WORK REQUIRED »
Note how many lines in the following material mention "duration", then give that number by itself.

——

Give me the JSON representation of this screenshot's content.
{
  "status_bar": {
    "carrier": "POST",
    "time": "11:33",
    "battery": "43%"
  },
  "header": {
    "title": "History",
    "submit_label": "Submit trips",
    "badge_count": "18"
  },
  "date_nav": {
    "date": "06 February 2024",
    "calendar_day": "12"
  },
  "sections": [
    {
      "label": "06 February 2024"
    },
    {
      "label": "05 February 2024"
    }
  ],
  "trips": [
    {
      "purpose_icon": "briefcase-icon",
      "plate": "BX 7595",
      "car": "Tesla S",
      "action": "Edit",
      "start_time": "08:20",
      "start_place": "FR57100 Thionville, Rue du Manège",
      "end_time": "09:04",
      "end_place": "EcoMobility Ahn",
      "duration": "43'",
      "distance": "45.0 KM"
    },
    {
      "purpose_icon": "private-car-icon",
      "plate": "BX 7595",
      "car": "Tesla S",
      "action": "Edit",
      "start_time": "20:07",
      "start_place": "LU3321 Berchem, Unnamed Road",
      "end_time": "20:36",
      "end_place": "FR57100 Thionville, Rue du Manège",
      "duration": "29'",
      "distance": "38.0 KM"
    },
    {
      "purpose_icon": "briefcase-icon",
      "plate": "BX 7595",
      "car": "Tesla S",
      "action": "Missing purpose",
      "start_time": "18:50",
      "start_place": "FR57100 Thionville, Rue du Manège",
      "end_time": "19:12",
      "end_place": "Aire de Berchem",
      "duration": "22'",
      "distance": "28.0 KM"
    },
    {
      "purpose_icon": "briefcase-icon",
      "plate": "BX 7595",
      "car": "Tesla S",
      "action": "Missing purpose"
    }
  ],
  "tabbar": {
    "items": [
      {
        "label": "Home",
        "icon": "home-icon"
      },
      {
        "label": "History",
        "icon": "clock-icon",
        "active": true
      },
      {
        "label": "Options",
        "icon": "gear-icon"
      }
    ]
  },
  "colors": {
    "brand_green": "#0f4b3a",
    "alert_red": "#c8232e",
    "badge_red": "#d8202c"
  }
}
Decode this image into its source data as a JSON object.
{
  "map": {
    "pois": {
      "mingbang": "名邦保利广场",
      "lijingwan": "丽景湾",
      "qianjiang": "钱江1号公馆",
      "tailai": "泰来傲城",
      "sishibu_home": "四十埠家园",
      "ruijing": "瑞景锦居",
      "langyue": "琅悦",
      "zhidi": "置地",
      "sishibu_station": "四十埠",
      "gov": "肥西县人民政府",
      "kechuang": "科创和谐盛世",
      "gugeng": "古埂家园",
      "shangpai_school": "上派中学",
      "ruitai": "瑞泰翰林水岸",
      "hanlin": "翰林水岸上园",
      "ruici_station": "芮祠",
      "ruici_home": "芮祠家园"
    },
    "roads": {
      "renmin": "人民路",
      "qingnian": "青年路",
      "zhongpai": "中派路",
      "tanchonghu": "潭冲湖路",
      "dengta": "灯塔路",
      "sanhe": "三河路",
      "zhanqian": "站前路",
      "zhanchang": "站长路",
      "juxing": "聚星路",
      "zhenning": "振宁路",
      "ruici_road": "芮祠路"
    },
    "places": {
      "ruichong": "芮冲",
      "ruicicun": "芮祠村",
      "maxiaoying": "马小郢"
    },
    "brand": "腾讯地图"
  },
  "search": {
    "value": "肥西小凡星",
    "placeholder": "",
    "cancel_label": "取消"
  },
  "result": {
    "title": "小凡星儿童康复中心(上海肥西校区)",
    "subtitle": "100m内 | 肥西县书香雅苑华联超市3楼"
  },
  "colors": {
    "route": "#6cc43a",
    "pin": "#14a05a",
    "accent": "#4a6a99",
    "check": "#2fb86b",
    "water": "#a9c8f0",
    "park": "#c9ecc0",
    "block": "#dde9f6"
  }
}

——

SOLVED PROBLEM »
3